“It has been a pandemic,” says Christina Cassotis, CEO of the Allegheny County Airport Authority. “At times, it was so awful out there, the only aircraft activity we saw was parked on the center runway … we didn’t know how we were going to make it. Everything we had worked for with our terrific airline partners … gone in a matter of two weeks.”
But the groundbreaking ceremony marked the first sight of light at the end of a long tunnel.
“We’re breaking ground on so much more than a building or a complex,” Cassotis says. “We’re really breaking ground on the region’s future. This is meant to be a physical representation of everything that makes this community great.”
As she speaks, an airplane roars overhead.
“That’s the sound we like to hear,” she adds.
Nature and sustainability are heavily emphasized in the infrastructure’s design; the Terminal Modernization Program is among the most sustainable in the industry as officials seek Leadership in Energy and Environmental Design certification at the silver level or beyond.
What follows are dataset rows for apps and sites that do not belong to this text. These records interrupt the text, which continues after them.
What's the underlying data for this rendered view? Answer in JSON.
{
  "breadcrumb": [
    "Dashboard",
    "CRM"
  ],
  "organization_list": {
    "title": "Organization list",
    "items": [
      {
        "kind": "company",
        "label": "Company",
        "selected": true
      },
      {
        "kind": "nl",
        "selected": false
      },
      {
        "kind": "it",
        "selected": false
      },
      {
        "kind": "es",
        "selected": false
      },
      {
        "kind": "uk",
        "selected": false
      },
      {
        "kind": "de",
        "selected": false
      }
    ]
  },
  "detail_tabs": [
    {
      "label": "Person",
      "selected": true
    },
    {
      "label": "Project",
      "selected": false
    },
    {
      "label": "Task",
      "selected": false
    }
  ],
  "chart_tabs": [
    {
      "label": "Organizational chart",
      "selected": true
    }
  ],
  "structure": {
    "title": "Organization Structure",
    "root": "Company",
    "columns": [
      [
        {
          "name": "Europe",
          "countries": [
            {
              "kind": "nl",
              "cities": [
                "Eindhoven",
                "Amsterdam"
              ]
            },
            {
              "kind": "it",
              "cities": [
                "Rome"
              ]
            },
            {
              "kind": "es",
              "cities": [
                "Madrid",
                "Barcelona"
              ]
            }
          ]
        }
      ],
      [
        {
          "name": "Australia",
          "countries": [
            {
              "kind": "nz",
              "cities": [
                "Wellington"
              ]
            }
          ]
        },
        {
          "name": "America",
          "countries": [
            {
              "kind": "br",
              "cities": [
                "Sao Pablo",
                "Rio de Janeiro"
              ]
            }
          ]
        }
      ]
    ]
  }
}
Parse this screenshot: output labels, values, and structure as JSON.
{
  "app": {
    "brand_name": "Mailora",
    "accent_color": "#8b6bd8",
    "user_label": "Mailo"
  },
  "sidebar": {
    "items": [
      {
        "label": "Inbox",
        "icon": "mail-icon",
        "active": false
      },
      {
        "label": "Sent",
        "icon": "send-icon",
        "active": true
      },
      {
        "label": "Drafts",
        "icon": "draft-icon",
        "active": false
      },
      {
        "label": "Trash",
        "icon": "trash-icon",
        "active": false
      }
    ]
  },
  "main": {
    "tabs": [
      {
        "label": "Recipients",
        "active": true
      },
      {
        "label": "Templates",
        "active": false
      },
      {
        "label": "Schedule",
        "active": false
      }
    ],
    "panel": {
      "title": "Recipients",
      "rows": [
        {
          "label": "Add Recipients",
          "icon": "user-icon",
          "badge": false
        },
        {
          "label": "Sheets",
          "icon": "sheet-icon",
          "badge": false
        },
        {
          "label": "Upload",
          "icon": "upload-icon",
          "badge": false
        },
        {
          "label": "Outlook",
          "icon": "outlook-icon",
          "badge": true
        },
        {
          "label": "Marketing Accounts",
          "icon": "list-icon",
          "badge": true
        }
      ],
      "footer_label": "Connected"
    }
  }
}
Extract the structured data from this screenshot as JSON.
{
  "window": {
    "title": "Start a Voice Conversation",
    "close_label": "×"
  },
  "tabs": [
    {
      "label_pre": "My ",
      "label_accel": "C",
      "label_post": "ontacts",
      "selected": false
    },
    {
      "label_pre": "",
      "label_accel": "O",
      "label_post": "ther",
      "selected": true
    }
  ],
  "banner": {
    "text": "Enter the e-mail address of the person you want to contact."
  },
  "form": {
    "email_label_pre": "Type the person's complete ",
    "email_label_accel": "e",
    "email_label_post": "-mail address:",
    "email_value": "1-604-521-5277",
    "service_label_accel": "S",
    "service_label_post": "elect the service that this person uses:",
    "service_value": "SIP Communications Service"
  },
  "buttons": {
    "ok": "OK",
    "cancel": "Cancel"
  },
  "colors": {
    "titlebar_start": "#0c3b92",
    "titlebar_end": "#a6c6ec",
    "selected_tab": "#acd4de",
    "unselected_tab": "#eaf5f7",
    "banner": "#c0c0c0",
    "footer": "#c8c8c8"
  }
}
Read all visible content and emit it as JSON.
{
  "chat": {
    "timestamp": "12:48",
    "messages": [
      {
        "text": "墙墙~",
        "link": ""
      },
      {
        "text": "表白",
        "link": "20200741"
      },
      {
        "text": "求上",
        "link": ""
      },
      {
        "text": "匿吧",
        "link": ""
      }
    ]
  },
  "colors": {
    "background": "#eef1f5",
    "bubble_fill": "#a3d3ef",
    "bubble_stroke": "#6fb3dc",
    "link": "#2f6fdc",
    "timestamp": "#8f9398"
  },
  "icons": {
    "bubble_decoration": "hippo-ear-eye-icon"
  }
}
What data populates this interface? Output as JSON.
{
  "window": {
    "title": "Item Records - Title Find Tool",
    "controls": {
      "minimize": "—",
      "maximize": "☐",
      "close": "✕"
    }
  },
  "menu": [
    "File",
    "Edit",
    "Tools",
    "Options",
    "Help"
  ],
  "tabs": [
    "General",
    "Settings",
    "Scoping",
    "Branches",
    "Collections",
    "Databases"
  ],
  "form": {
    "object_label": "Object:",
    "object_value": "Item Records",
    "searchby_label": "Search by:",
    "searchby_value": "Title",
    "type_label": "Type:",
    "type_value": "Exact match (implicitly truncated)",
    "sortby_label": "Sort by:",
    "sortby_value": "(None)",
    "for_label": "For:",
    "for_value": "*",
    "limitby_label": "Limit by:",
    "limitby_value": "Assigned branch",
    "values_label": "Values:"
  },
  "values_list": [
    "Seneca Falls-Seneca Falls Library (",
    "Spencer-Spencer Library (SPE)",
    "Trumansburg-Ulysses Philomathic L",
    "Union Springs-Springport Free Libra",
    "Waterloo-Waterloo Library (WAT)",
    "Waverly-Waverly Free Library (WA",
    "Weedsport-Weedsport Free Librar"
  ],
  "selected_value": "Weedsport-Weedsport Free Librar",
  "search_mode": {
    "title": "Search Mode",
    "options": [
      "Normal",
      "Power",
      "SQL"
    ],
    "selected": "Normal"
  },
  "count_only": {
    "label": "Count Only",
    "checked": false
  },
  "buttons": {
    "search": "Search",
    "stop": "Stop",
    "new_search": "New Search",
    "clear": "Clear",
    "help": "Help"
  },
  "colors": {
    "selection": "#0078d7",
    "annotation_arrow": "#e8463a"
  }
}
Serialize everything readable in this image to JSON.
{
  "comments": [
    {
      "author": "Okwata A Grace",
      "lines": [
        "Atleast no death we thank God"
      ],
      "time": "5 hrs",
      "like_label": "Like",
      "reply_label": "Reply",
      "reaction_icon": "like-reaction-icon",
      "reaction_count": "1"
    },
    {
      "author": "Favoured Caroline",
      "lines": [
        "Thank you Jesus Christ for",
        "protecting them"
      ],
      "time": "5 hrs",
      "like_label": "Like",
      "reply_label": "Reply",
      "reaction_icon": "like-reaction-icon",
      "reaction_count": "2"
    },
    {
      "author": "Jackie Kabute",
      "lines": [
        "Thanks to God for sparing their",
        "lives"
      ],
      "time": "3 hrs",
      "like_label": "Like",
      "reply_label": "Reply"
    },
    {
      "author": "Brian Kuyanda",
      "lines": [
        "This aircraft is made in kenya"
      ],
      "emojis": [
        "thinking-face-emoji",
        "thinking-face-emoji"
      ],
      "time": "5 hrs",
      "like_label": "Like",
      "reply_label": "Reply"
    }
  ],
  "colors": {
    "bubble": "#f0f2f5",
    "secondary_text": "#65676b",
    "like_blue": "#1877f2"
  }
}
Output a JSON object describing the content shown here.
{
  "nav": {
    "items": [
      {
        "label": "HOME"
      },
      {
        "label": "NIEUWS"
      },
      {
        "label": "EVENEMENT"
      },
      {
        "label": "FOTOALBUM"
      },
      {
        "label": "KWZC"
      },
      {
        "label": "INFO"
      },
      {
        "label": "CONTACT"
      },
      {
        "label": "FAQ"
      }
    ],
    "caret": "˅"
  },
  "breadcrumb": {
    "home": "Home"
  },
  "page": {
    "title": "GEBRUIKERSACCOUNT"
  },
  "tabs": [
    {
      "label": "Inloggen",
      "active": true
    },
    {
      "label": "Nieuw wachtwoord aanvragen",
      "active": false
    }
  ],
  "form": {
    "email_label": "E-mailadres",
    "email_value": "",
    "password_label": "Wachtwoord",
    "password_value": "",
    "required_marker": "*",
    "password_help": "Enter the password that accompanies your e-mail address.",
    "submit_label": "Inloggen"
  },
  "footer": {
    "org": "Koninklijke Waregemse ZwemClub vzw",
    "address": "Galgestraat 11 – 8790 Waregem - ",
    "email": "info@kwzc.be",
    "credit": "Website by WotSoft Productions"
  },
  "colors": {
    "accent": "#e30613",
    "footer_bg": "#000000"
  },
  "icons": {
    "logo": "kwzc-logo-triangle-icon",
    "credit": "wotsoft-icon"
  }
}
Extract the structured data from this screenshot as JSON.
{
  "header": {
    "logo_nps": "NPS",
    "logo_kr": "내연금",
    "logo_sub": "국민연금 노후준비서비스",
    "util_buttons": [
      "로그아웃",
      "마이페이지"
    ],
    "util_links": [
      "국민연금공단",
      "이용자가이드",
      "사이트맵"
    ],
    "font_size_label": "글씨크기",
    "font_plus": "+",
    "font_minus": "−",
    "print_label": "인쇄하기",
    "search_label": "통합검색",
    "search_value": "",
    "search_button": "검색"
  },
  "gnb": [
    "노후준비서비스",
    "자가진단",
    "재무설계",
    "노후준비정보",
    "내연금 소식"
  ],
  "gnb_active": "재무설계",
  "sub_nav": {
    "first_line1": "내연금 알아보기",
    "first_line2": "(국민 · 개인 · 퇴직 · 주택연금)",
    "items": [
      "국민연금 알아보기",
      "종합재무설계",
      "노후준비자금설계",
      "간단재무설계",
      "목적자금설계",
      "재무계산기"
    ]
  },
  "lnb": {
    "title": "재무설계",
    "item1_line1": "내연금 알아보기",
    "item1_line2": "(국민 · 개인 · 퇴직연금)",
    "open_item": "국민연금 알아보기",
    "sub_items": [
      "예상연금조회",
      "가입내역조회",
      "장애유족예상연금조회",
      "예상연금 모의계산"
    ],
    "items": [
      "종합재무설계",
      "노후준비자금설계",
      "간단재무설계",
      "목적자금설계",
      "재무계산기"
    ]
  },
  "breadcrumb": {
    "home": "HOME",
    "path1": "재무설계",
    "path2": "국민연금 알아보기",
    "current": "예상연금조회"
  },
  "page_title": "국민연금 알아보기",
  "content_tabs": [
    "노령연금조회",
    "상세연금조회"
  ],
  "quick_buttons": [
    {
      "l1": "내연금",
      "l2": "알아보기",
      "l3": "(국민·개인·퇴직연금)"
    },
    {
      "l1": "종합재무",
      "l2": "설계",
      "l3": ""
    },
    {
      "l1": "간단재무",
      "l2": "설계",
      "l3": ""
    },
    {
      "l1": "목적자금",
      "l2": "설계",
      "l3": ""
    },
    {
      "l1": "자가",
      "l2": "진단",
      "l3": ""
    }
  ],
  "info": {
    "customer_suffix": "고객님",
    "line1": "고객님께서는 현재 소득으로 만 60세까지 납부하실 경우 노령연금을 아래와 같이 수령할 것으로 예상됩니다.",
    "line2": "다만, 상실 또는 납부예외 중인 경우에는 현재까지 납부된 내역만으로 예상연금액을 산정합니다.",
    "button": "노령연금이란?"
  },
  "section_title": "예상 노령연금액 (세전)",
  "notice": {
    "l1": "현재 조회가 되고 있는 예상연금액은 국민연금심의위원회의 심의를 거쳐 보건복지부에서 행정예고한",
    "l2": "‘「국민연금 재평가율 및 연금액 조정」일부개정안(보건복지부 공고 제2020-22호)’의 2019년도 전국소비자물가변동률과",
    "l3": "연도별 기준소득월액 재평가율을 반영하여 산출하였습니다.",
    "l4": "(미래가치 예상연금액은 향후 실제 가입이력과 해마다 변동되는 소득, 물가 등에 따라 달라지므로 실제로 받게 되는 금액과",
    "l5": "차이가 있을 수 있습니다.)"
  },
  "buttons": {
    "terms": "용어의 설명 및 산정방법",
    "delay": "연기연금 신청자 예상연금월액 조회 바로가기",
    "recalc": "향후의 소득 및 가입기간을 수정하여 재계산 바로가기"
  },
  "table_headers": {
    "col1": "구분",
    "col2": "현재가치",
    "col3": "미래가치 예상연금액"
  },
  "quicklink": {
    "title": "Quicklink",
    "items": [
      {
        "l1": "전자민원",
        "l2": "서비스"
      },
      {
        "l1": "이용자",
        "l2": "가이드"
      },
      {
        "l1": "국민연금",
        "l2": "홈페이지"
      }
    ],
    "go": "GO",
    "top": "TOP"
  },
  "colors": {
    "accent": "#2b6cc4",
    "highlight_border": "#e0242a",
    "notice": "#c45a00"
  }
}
It will also be completely powered by the airport’s microgrid, which is comprised of 10,000 solar panels and five natural gas generators fueled by onsite wells, according to Paul Hoback, chief development officer at the Allegheny County Airport Authority.
“During construction, a minimum of 75% of waste generated will be recycled or reused,” he says.
Those materials include concrete that will become some base material from existing airfield ramps that will be reused for new roads. Additional plans include rainwater harvesting and other water conservation efforts.
Cassotis says Pittsburgh International Airport is the first airport in the world to be off the grid, reducing its carbon footprint in these ways.
Terminal and parking facilities will also feature leading-edge technology and highlight innovation in the community. The project will be led by a Pittsburgh family-owned contractor, Mascaro Construction, which built Heinz Field, Dick’s Sporting Goods Headquarters and University of Pittsburgh’s Biomedical Science Tower. Construction will require more than 12,000 tons of steel, 94,000 tons of concrete and more than 354,000 square feet of wood materials, much of which the airport will source locally.
“It has always been a project that is meant to be for and built by Pittsburghers,” Cassotis says. “The people building it are going to be your neighbors and your friends.”